Immune complex disorders are among the most common immune-mediated diseases. The location in the body where the immune complexes (combinations of antibodies and antigens) are deposited determines the signs and the course of the disease.
This condition occurs when horses are exposed to large amounts of inhaled antigens, such as those found in dusty feeds or moldy hay. The lung tissues become inflamed, and signs of respiratory distress, such as difficulty breathing or rapid breathing, may be noticed about 4 to 6 hours after exposure to the antigen. The most effective treatment involves detecting and removing the source of the antigen. Your veterinarian may also recommend certain drugs, such as corticosteroids, to help control the allergic reaction.
Vasculitis (inflammation of blood vessels) caused by immune complexes occurs in horses. At first, abnormalities are seen as purplish red dots appearing on the skin. Depending on which blood vessels are involved, signs may appear on the legs, mouth, or lips. Drugs are a frequent cause of vasculitis. The disorder is diagnosed by performing tests on samples removed from the affected areas. Vasculitis is treated by stopping the offending drug (if implicated as the cause) or by giving drugs that suppress the immune system.
Purpura hemorrhagica is an immune reaction characterized by swelling and abscesses. It is a serious complication of infection with Streptococcus equi bacteria. The bacteria can spread from one horse to another by inhalation or ingestion of infected fluids or cells. It can also spread through contamination of the horse's environment. The disease ruptures lymph nodes and damages the horse's blood vessels. It can be fatal. Infected horses may lack energy, be in pain when swallowing and lose their appetite, and develop a fever or cough. Bacteria cultured from the material in the abscesses can be identified for a definitive diagnosis.
Horses suspected of having the infection should be isolated from other horses, kept warm and dry, and encouraged to eat soft, palatable feed. Complete drainage of the abscesses is necessary along with regular flushes of the ruptured lymph nodes until healing occurs. The material from the abscesses is infectious, and contaminated objects—including boots, hands, tack, hay, stall, and soil—should be cleaned and disinfected or discarded.

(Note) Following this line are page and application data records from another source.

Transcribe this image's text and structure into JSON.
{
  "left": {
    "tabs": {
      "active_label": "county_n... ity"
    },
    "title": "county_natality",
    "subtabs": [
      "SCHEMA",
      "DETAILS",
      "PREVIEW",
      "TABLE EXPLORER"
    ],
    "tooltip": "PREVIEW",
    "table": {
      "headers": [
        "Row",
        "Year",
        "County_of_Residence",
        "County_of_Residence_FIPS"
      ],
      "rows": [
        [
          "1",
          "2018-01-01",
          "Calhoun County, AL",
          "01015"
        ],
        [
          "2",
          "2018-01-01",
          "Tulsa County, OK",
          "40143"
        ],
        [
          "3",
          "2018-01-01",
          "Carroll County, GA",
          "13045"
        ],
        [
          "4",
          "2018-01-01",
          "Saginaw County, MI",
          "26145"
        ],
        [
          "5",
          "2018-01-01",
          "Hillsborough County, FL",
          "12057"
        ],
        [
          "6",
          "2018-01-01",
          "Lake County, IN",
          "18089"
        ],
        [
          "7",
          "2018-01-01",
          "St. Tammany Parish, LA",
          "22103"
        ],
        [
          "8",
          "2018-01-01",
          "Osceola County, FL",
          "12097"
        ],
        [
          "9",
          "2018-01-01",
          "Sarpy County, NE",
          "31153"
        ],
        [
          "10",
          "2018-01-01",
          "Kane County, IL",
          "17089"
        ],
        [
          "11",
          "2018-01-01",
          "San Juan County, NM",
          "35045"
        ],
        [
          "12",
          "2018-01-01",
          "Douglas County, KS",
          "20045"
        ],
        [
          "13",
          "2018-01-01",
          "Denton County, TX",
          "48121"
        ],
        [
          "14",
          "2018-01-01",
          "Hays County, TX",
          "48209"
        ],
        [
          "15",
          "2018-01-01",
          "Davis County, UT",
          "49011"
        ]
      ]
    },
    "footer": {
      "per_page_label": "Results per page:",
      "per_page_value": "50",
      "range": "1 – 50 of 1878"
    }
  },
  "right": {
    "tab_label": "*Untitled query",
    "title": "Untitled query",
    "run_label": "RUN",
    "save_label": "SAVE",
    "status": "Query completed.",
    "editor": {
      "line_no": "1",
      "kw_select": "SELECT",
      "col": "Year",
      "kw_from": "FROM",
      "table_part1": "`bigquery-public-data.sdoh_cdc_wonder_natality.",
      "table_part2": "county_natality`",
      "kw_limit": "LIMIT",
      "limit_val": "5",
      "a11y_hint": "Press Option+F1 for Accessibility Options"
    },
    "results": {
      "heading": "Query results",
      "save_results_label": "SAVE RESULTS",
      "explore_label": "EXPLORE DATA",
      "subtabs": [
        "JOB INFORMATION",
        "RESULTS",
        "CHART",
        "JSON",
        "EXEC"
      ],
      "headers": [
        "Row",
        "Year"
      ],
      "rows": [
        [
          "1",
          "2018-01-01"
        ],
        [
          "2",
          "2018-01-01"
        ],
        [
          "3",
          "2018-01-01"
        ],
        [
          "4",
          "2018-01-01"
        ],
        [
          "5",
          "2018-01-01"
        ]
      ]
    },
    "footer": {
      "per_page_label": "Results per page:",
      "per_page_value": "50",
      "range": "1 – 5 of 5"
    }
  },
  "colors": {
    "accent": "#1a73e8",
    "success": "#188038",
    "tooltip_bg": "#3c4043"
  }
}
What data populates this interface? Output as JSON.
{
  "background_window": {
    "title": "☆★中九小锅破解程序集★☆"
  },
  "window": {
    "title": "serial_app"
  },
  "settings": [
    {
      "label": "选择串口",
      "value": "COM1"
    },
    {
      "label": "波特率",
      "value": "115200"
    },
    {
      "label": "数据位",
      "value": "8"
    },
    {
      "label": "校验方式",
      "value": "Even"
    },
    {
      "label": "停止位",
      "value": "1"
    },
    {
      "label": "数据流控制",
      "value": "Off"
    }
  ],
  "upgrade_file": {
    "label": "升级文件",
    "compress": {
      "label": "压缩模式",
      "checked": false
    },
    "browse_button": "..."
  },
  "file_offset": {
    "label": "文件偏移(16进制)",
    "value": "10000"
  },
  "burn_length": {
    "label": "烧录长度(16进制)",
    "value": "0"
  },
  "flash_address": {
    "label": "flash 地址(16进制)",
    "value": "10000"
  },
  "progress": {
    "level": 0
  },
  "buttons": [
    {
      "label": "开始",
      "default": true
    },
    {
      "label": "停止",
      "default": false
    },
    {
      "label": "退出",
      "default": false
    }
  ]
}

The treatment consists of a strict quarantine of any new animals on the premises for up to 6 weeks. Recovered horses should not be considered free of infection until bacterial cultures are negative.
Anterior uveitis in horses is also known as moon blindness or periodic ophthalmia see Eye Disorders of Horses: Equine Recurrent Uveitis (Periodic Ophthalmia, Moon Blindness). One cause of anterior uveitis is the action of antibody–antigen complexes on the iris, which causes inflammation of the eye. Once started, the inflammation may cause blindness if not halted. Fortunately, its progression can, in many cases, be slowed or stopped by fast, aggressive, and consistent care. Treatment of immune-mediated anterior uveitis may include whole-body corticosteroids and other drugs that suppress the immune system.
Last full review/revision July 2011 by Christine Andreoni; Kevin T. Schultz, DVM, PhD